Initially I thought this letter was written by Jas. A. James, but the letter was written from Confederate-occupied Scottsville, Virginia, and there were no Confederate soldiers named James A. James. Upon further study, I concluded the author’s signature was Jos. A. James instead. If this is the case, then I believe the letter was written by Pvt. Joseph Alston James (1829-1908) of the 15th South Carolina — the only Confederate soldier by that name. He served in Company G initially — a unit raised in Williamsburg County that called themselves the “Williamsburg Rifles.” Being an 1852 graduate of the Medical College of South Carolina at Charleston, he eventually rose in rank to Asst. Surgeon, and then chief surgeon of Kershaw’s Division.
Joseph was only eight years old when his father, William Huger James (1799-1836), died. It is reported that Joseph and two younger siblings were then raised by his mother’s family (Capers) — presumably the “dear father” to whom this letter was addressed and who put him through medical college.
The 15th South Carolina Volunteer Infantry Regiment mustered into Confederate service in September 1861, at Lightwood Knot Springs near Columbia. They had their baptism by fire at Fort Wagner on Hilton Head Island during the battle of Port Royal Sound on November 6, 1861. In July 1862, the 15th South Carolina was sent to Virginia in Brigadier Thomas Drayton’s Brigade. Drayton’s Brigade was assigned to Major General David R. Jones’ Division of Major General James Longstreet’s wing of Lee’s Army of Northern Virginia. They fought under Drayton at Second Manassas, South Mountain and Sharpsburg.
General Robert E. Lee transferred the 15th South Carolina to Kershaw’s Brigade after the battle of Sharpsburg. In Kershaw’s Brigade, they fought at Fredericksburg, Chancellorsville and Gettysburg. After the battle of Gettysburg, the 15th South Carolina and the rest of Kershaw’s Brigade accompanied General James Longstreet to North Georgia and East Tennessee where they fought in the battles of Chicamauga, Knoxville, and Bean’s Station.
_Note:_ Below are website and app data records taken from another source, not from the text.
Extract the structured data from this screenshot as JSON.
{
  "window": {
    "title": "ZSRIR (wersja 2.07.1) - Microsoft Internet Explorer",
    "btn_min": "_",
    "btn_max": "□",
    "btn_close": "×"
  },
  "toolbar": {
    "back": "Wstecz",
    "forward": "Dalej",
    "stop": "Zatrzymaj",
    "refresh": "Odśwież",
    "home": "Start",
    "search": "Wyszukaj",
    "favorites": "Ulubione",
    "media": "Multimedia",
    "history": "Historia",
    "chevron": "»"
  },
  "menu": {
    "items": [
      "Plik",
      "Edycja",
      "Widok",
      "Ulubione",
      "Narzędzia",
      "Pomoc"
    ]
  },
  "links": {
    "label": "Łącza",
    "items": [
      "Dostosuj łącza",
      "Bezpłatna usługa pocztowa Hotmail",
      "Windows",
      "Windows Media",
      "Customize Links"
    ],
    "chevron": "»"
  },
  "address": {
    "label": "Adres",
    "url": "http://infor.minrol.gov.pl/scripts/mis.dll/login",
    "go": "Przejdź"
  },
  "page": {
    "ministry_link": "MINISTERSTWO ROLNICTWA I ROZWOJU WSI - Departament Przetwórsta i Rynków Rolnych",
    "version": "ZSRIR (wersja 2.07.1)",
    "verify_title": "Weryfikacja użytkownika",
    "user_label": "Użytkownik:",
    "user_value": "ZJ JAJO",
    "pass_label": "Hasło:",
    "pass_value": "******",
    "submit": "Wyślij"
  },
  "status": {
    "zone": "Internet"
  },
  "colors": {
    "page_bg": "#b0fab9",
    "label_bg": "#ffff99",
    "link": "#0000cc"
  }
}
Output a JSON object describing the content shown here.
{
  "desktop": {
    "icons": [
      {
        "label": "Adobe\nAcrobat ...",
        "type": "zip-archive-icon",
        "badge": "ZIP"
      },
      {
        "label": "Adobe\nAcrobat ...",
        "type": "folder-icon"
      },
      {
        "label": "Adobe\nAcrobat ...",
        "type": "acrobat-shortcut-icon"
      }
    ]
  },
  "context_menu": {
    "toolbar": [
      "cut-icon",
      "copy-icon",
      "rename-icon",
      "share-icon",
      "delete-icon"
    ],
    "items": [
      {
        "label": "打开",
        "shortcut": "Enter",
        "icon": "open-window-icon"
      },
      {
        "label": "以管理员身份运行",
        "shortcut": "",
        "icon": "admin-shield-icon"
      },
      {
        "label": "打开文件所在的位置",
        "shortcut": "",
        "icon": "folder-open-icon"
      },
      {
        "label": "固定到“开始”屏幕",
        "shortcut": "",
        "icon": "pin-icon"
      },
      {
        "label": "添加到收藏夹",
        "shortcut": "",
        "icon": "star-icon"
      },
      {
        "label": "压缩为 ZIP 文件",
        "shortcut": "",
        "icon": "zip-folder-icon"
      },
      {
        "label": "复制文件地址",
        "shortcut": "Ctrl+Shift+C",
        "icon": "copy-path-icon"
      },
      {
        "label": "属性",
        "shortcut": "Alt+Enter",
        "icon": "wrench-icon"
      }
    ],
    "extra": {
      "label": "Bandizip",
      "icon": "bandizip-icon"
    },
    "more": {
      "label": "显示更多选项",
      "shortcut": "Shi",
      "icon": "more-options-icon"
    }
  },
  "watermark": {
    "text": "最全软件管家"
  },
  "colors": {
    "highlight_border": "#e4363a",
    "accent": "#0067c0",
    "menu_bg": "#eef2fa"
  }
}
Following the winter of 1864-65, Kershaw’s men rejoined Lee’s Army of Northern Virginia just in time to particpate in the battles of the Wilderness, Spotsylvania Court House, North Anna, Cold Harbor and the siege of Petersburg, including the significant battle of First Deep Bottom near Richmond in late July 1864.
While at Petersburg in August 1864, Kershaw’s Brigade and the 15th South Carolina was assigned to General Jubal Early’s Army of the Shenandoah Valley. Here they fought against General Phillip Sheridan’s army at Hupp’s Hill and Cedar Creek, before returning to Petersburg in November 1864.
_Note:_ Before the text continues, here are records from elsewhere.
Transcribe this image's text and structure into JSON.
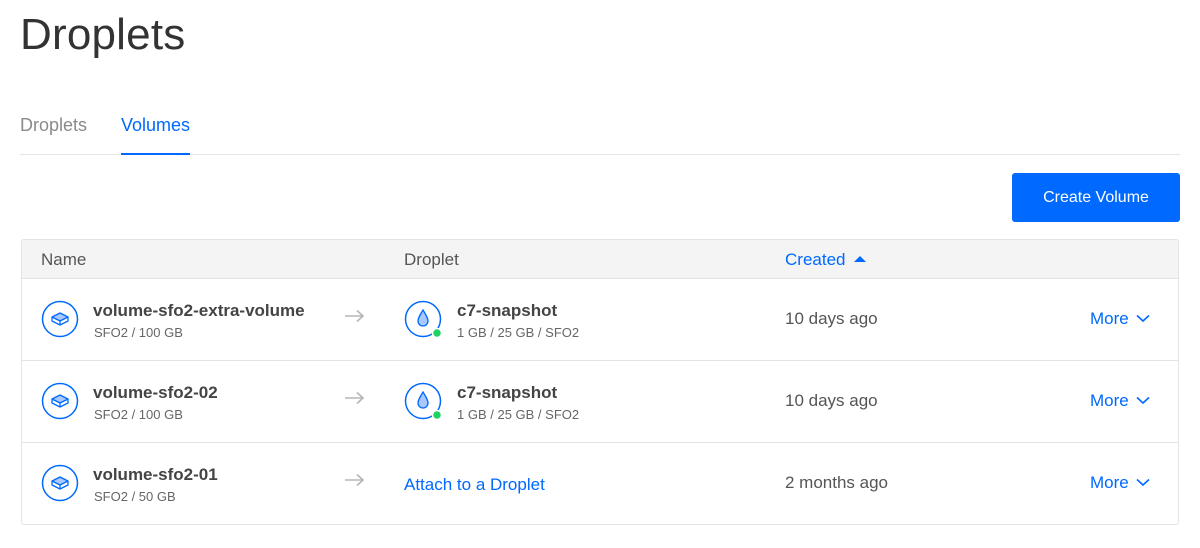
{
  "page": {
    "title": "Droplets"
  },
  "tabs": [
    {
      "label": "Droplets",
      "active": false
    },
    {
      "label": "Volumes",
      "active": true
    }
  ],
  "toolbar": {
    "create_label": "Create Volume"
  },
  "table": {
    "headers": {
      "name": "Name",
      "droplet": "Droplet",
      "created": "Created"
    },
    "sort": {
      "column": "created",
      "direction": "ascending"
    },
    "rows": [
      {
        "volume_name": "volume-sfo2-extra-volume",
        "volume_meta": "SFO2 / 100 GB",
        "droplet_name": "c7-snapshot",
        "droplet_meta": "1 GB / 25 GB / SFO2",
        "droplet_status": "active",
        "created": "10 days ago",
        "more_label": "More"
      },
      {
        "volume_name": "volume-sfo2-02",
        "volume_meta": "SFO2 / 100 GB",
        "droplet_name": "c7-snapshot",
        "droplet_meta": "1 GB / 25 GB / SFO2",
        "droplet_status": "active",
        "created": "10 days ago",
        "more_label": "More"
      },
      {
        "volume_name": "volume-sfo2-01",
        "volume_meta": "SFO2 / 50 GB",
        "attach_label": "Attach to a Droplet",
        "created": "2 months ago",
        "more_label": "More"
      }
    ]
  },
  "colors": {
    "accent": "#0069ff",
    "status_active": "#1fd264",
    "border": "#e3e3e3",
    "header_bg": "#f4f4f4"
  },
  "icons": {
    "volume": "volume-disk-icon",
    "droplet": "droplet-icon",
    "arrow": "arrow-right-icon",
    "chevron": "chevron-down-icon",
    "sort": "sort-ascending-icon"
  }
}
Before the war, Joseph resided near Murray’s Ferry on the Santee River in Williamsburg County, South Carolina. After the war, Joseph resided in Ridge, Williamsburg County, South Carolina where he made a living as a physician and a planter. He later moved to Cheraw, Chesterfield County, South Carolina where he is buried.
Near Scottsville, Virginia
September 22d 1862
My Dear Father,
Thinking you would like to hear from me, I take this opportunity of writing you. I am quite unwell at present. Have been sick some three weeks but am better now.
I was not in the late battles which has taken place in Virginia. ¹ I am now on my way to join my regiment having been at and near Scottsville for several weeks. I was sent up there to the hospital but did not stay but one night at the hospital. A very kind gentleman took me to his house & very kindly attended to me. I meet with very kind friends but still I would be rejoiced to see home again. I hope this wicked war will soon be brought to a close so all may return to their homes and enjoy peace and the pursuit of happiness once more.
I have not drawn any money since I wrote to you. I want you [to] have me a pair of drawers & 2 pr. sock ready & in my next letter I will direct you where to send them. You requested me to let you know how things are selling here. Everything is very high owing to the great army in Virginia which has nearly consumed everything like provisions. Corn is selling for 2 dollars a bushel. Wheat $2.90 per bushel. Oats 3 dollars & other things in proportion. All kinds of dry goods are very scarce — common shirting 75 cts a yard, shoes 10 dollars a pair. I will write again as soon as I reach the regiment. I hope you all are well. Give my love to all.
Your affectionate son, — Jos. A. James
¹ References to the Battles of Second Manassas and South Mountain in which the 15th South Carolina was a participant.